In its latest report, Espirito Santo Securities has observed that revenue growth has slowed down considerably, leading to the question of whether a turnaround has happened. Has it?
In a new report dated 19 November 2012, Espirito Santo Securities (ESS) is uncertain when the recovery will pick up as aggregate quarterly earnings of over 400 companies grew only by 4.9% year-on-year (y-o-y), the slowest pace in the last three years. The report said, “Adjusting for inflation, the growth rates look even more anaemic and show how hard volume-led growth is to come by.” The economy has been affected because the global economy has been volatile and uncertain, with Europe and America going through difficult times. Moreover, the Reserve Bank of India (RBI) has taken a firm stance and kept interest rates unchanged (repo rate at 8%), in order to moderate inflation. The sectors which have got affected by the slowdown are industrials (revenues down 8% y-o-y), real estate (revenues down 9% y-o-y), telecom and healthcare. The sector which has performed very well is energy, revenues which grew at an impressive 8.2% y-o-y.

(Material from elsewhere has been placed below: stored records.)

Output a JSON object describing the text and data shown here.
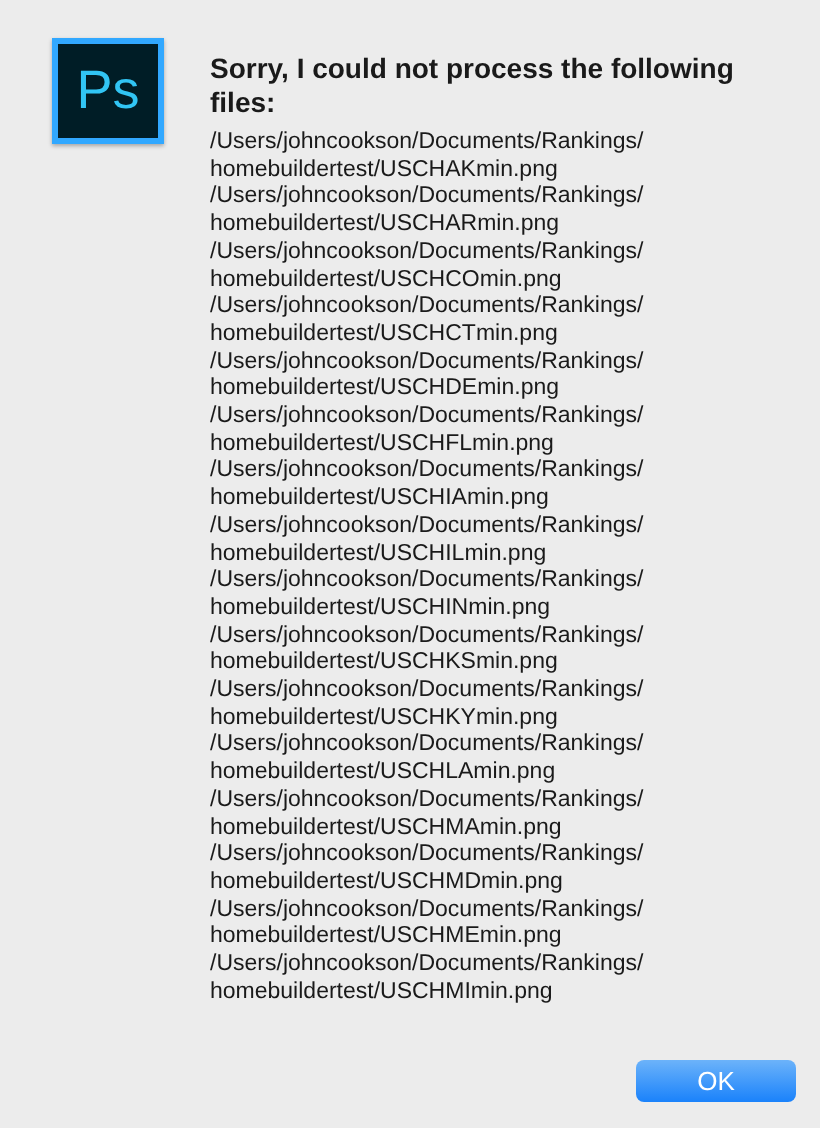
{
  "dialog": {
    "icon_text": "Ps",
    "title": "Sorry, I could not process the following files:",
    "files": [
      "/Users/johncookson/Documents/Rankings/homebuildertest/USCHAKmin.png",
      "/Users/johncookson/Documents/Rankings/homebuildertest/USCHARmin.png",
      "/Users/johncookson/Documents/Rankings/homebuildertest/USCHCOmin.png",
      "/Users/johncookson/Documents/Rankings/homebuildertest/USCHCTmin.png",
      "/Users/johncookson/Documents/Rankings/homebuildertest/USCHDEmin.png",
      "/Users/johncookson/Documents/Rankings/homebuildertest/USCHFLmin.png",
      "/Users/johncookson/Documents/Rankings/homebuildertest/USCHIAmin.png",
      "/Users/johncookson/Documents/Rankings/homebuildertest/USCHILmin.png",
      "/Users/johncookson/Documents/Rankings/homebuildertest/USCHINmin.png",
      "/Users/johncookson/Documents/Rankings/homebuildertest/USCHKSmin.png",
      "/Users/johncookson/Documents/Rankings/homebuildertest/USCHKYmin.png",
      "/Users/johncookson/Documents/Rankings/homebuildertest/USCHLAmin.png",
      "/Users/johncookson/Documents/Rankings/homebuildertest/USCHMAmin.png",
      "/Users/johncookson/Documents/Rankings/homebuildertest/USCHMDmin.png",
      "/Users/johncookson/Documents/Rankings/homebuildertest/USCHMEmin.png",
      "/Users/johncookson/Documents/Rankings/homebuildertest/USCHMImin.png"
    ],
    "button": "OK"
  }
}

However, the good news is that, according to ESS, margins have improved even though revenue growth declined. This was due to lower commodity prices which translated to lower input costs. EBITDA grew by 13.7% y-o-y while margins expanded by 130 basis percentage points (bps) y-o-y. All the sectors, except consumer discretionary, saw their margin expand including those whose revenues were affected. Real estate, healthcare and energy saw margins expand by 706 bps, 764 bps and 865 bps respectively.

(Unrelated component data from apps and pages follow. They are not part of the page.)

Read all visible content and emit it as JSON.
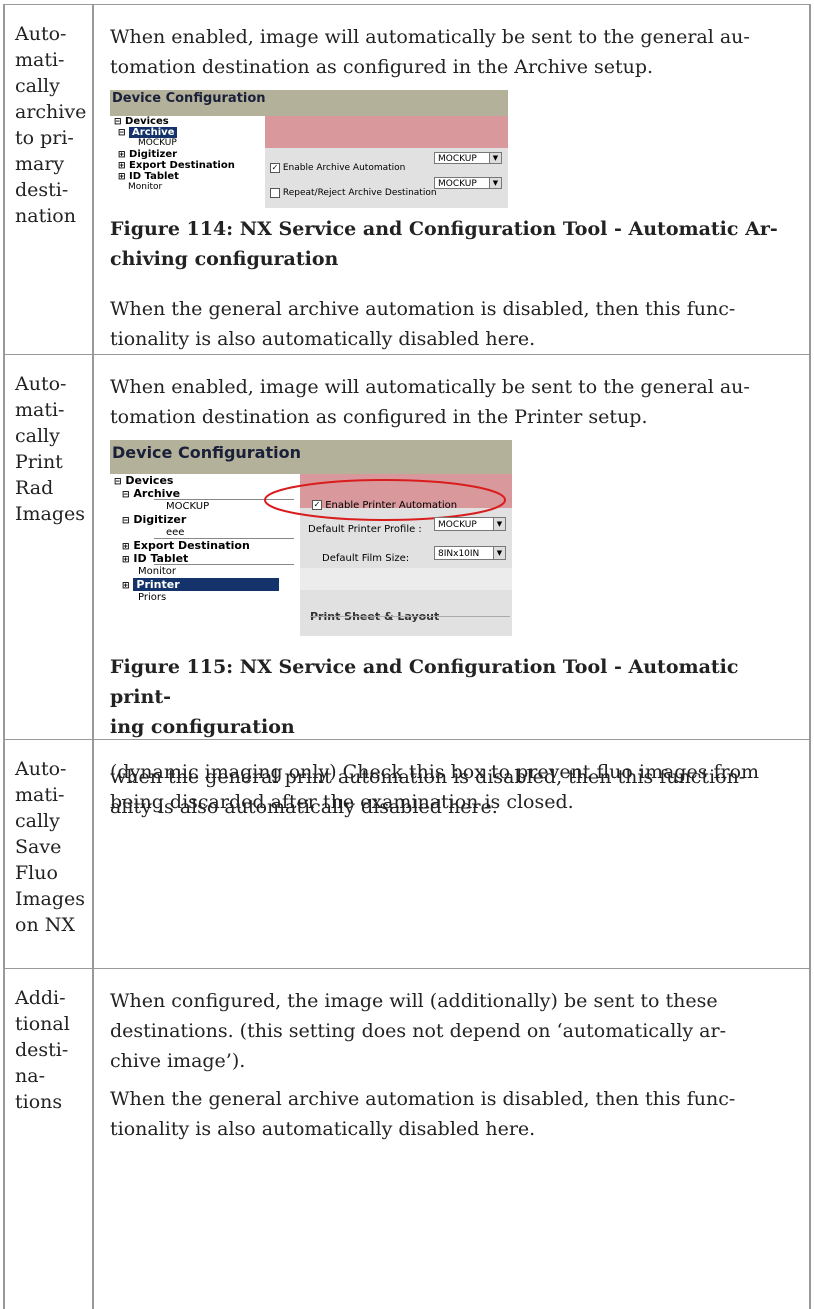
{
  "rows": [
    {
      "label_lines": [
        "Auto-",
        "mati-",
        "cally",
        "archive",
        "to pri-",
        "mary",
        "desti-",
        "nation"
      ],
      "intro": "When enabled, image will automatically be sent to the general au-tomation destination as configured in the Archive setup.",
      "intro_lines": [
        "When enabled, image will automatically be sent to the general au-",
        "tomation destination as configured in the Archive setup."
      ],
      "figure": {
        "header": "Device Configuration",
        "tree": [
          "Devices",
          "Archive",
          "MOCKUP",
          "Digitizer",
          "Export Destination",
          "ID Tablet",
          "Monitor"
        ],
        "options": [
          {
            "label": "Enable Archive Automation",
            "checked": true,
            "value": "MOCKUP"
          },
          {
            "label": "Repeat/Reject Archive Destination",
            "checked": false,
            "value": "MOCKUP"
          }
        ]
      },
      "caption_lines": [
        "Figure 114: NX Service and Configuration Tool - Automatic Ar-",
        "chiving configuration"
      ],
      "note_lines": [
        "When the general archive automation is disabled, then this func-",
        "tionality is also automatically disabled here."
      ]
    },
    {
      "label_lines": [
        "Auto-",
        "mati-",
        "cally",
        "Print",
        "Rad",
        "Images"
      ],
      "intro_lines": [
        "When enabled, image will automatically be sent to the general au-",
        "tomation destination as configured in the Printer setup."
      ],
      "figure": {
        "header": "Device Configuration",
        "tree": [
          "Devices",
          "Archive",
          "MOCKUP",
          "Digitizer",
          "eee",
          "Export Destination",
          "ID Tablet",
          "Monitor",
          "Printer",
          "Priors"
        ],
        "enable_label": "Enable Printer Automation",
        "fields": [
          {
            "label": "Default Printer Profile :",
            "value": "MOCKUP"
          },
          {
            "label": "Default Film Size:",
            "value": "8INx10IN"
          }
        ],
        "section": "Print Sheet & Layout"
      },
      "caption_lines": [
        "Figure 115: NX Service and Configuration Tool - Automatic print-",
        "ing configuration"
      ],
      "note_lines": [
        "when the general print automation is disabled, then this function-",
        "ality is also automatically disabled here."
      ]
    },
    {
      "label_lines": [
        "Auto-",
        "mati-",
        "cally",
        "Save",
        "Fluo",
        "Images",
        "on NX"
      ],
      "text_lines": [
        "(dynamic imaging only) Check this box to prevent fluo images from",
        "being discarded after the examination is closed."
      ]
    },
    {
      "label_lines": [
        "Addi-",
        "tional",
        "desti-",
        "na-",
        "tions"
      ],
      "text_lines": [
        "When configured, the image will (additionally) be sent to these",
        "destinations. (this setting does not depend on ‘automatically ar-",
        "chive image’)."
      ],
      "text2_lines": [
        "When the general archive automation is disabled, then this func-",
        "tionality is also automatically disabled here."
      ]
    }
  ]
}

Even though margins expanded, it is not a cause for celebration. Why? Because, according to ESS, demand has still not picked up. The basis of higher margins would not just be lower cost but also higher revenues. As revenues increase, companies will invest more in capital expenses (capex) which is an indication of economy expansion and also creates more jobs. The report said, “A sustainable turn needs a demand recovery, which with the consumer stretched and government under fiscal pressure, needs a turn in the investment cycle, which we still don’t see in the lead indicators that we monitor.” In other words, there’s no sign of the bottom of the investment cycle. Most companies are cautious in putting their capital to work as demand is slack. The fundamental underlying of the economy—demand—must pick up. The report further says, “This hardly lends confidence in sustainability. Meaningful upgrades need a demand revival, led by turn in investment cycle, of which there is yet no sign.”

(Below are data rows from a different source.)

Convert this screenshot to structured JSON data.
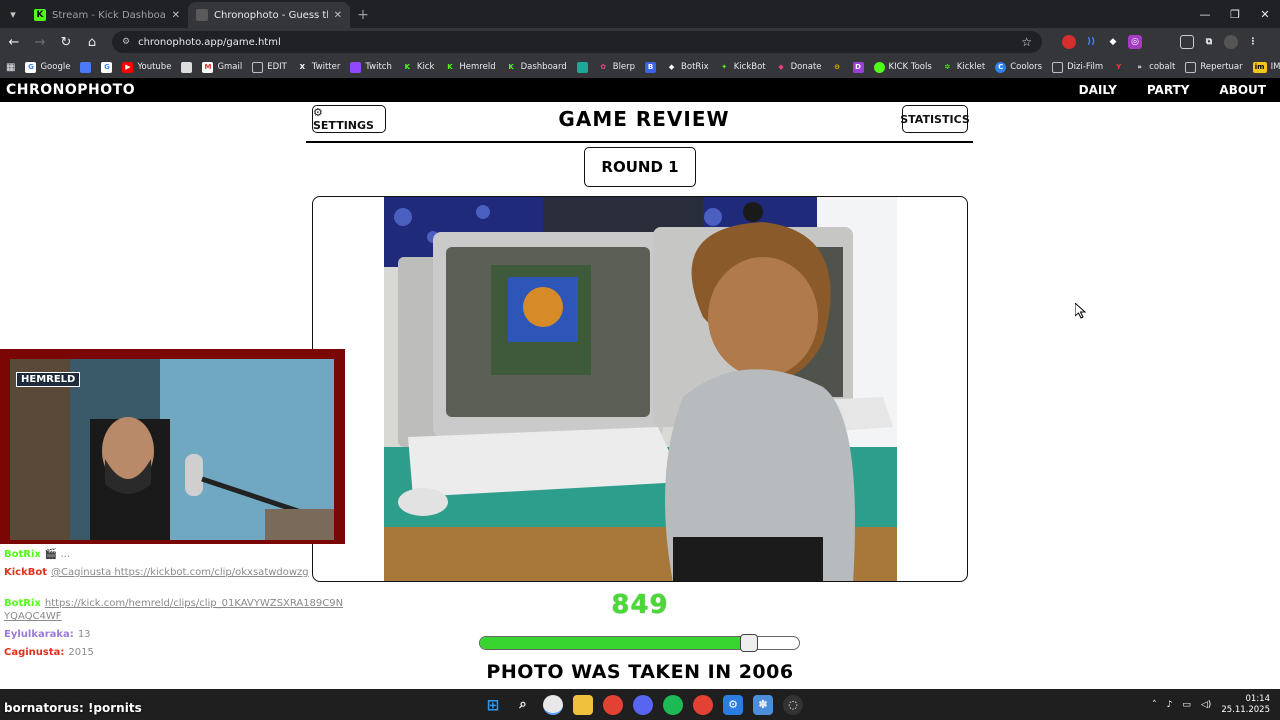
{
  "browser": {
    "tabs": [
      {
        "title": "Stream - Kick Dashboard",
        "icon": "kick-icon",
        "active": false
      },
      {
        "title": "Chronophoto - Guess the Year",
        "icon": "chronophoto-icon",
        "active": true
      }
    ],
    "url": "chronophoto.app/game.html",
    "bookmarks": [
      {
        "label": "Google",
        "icon": "google-icon"
      },
      {
        "label": "",
        "icon": "docs-icon"
      },
      {
        "label": "",
        "icon": "google-icon"
      },
      {
        "label": "Youtube",
        "icon": "youtube-icon"
      },
      {
        "label": "",
        "icon": "image-icon"
      },
      {
        "label": "Gmail",
        "icon": "gmail-icon"
      },
      {
        "label": "EDIT",
        "icon": "folder-icon"
      },
      {
        "label": "Twitter",
        "icon": "x-icon"
      },
      {
        "label": "Twitch",
        "icon": "twitch-icon"
      },
      {
        "label": "Kick",
        "icon": "kick-icon"
      },
      {
        "label": "Hemreld",
        "icon": "kick-icon"
      },
      {
        "label": "Dashboard",
        "icon": "kick-icon"
      },
      {
        "label": "",
        "icon": "chat-icon"
      },
      {
        "label": "Blerp",
        "icon": "blerp-icon"
      },
      {
        "label": "",
        "icon": "shield-icon"
      },
      {
        "label": "BotRix",
        "icon": "botrix-icon"
      },
      {
        "label": "KickBot",
        "icon": "kickbot-icon"
      },
      {
        "label": "Donate",
        "icon": "donate-icon"
      },
      {
        "label": "",
        "icon": "coin-icon"
      },
      {
        "label": "",
        "icon": "badge-icon"
      },
      {
        "label": "KICK Tools",
        "icon": "kicktools-icon"
      },
      {
        "label": "Kicklet",
        "icon": "kicklet-icon"
      },
      {
        "label": "Coolors",
        "icon": "coolors-icon"
      },
      {
        "label": "Dizi-Film",
        "icon": "folder-icon"
      },
      {
        "label": "",
        "icon": "yandex-icon"
      },
      {
        "label": "cobalt",
        "icon": "cobalt-icon"
      },
      {
        "label": "Repertuar",
        "icon": "folder-icon"
      },
      {
        "label": "IMDb",
        "icon": "imdb-icon"
      }
    ]
  },
  "site": {
    "logo": "CHRONOPHOTO",
    "nav": [
      "DAILY",
      "PARTY",
      "ABOUT"
    ]
  },
  "game": {
    "settings_label": "⚙ SETTINGS",
    "title": "GAME REVIEW",
    "statistics_label": "STATISTICS",
    "round_label": "ROUND 1",
    "score": "849",
    "slider_fraction": 0.84,
    "verdict": "PHOTO WAS TAKEN IN 2006"
  },
  "stream": {
    "cam_label": "HEMRELD",
    "chat": [
      {
        "user": "BotRix",
        "user_color": "#53fc18",
        "text": "🎬 ..."
      },
      {
        "user": "KickBot",
        "user_color": "#e0301e",
        "text": "@Caginusta https://kickbot.com/clip/okxsatwdowzg"
      },
      {
        "user": "",
        "user_color": "#53fc18",
        "text": ""
      },
      {
        "user": "BotRix",
        "user_color": "#53fc18",
        "text": "https://kick.com/hemreld/clips/clip_01KAVYWZSXRA189C9NYQAQC4WF"
      },
      {
        "user": "Eylulkaraka:",
        "user_color": "#9b7bd8",
        "text": "13"
      },
      {
        "user": "Caginusta:",
        "user_color": "#e0301e",
        "text": "2015"
      }
    ],
    "overlay_message": "bornatorus: !pornits"
  },
  "taskbar": {
    "time": "01:14",
    "date": "25.11.2025"
  },
  "colors": {
    "score_green": "#4ad936",
    "slider_green": "#38d430",
    "chrome_dark": "#202124"
  }
}
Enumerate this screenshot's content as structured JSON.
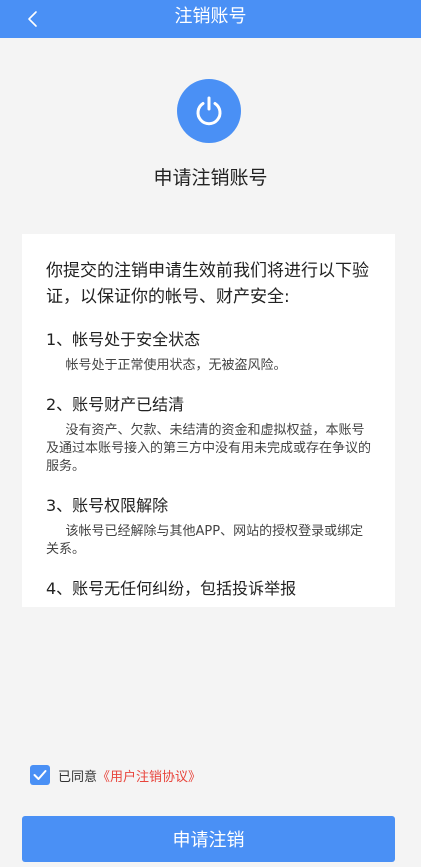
{
  "header": {
    "back_icon": "chevron-left-icon",
    "title": "注销账号"
  },
  "hero": {
    "icon": "power-icon",
    "title": "申请注销账号"
  },
  "card": {
    "intro": "你提交的注销申请生效前我们将进行以下验证，以保证你的帐号、财产安全:",
    "items": [
      {
        "title": "1、帐号处于安全状态",
        "desc": "帐号处于正常使用状态，无被盗风险。"
      },
      {
        "title": "2、账号财产已结清",
        "desc": "没有资产、欠款、未结清的资金和虚拟权益，本账号及通过本账号接入的第三方中没有用未完成或存在争议的服务。"
      },
      {
        "title": "3、账号权限解除",
        "desc": "该帐号已经解除与其他APP、网站的授权登录或绑定关系。"
      },
      {
        "title": "4、账号无任何纠纷，包括投诉举报"
      }
    ]
  },
  "agreement": {
    "checked": true,
    "text": "已同意",
    "link": "《用户注销协议》"
  },
  "submit": {
    "label": "申请注销"
  },
  "colors": {
    "accent": "#4a90f5",
    "link": "#e8453c",
    "background": "#f4f4f4"
  }
}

Check our earnings reports of various companies here. We will be putting up our own earnings analysis shortly. Stay tuned.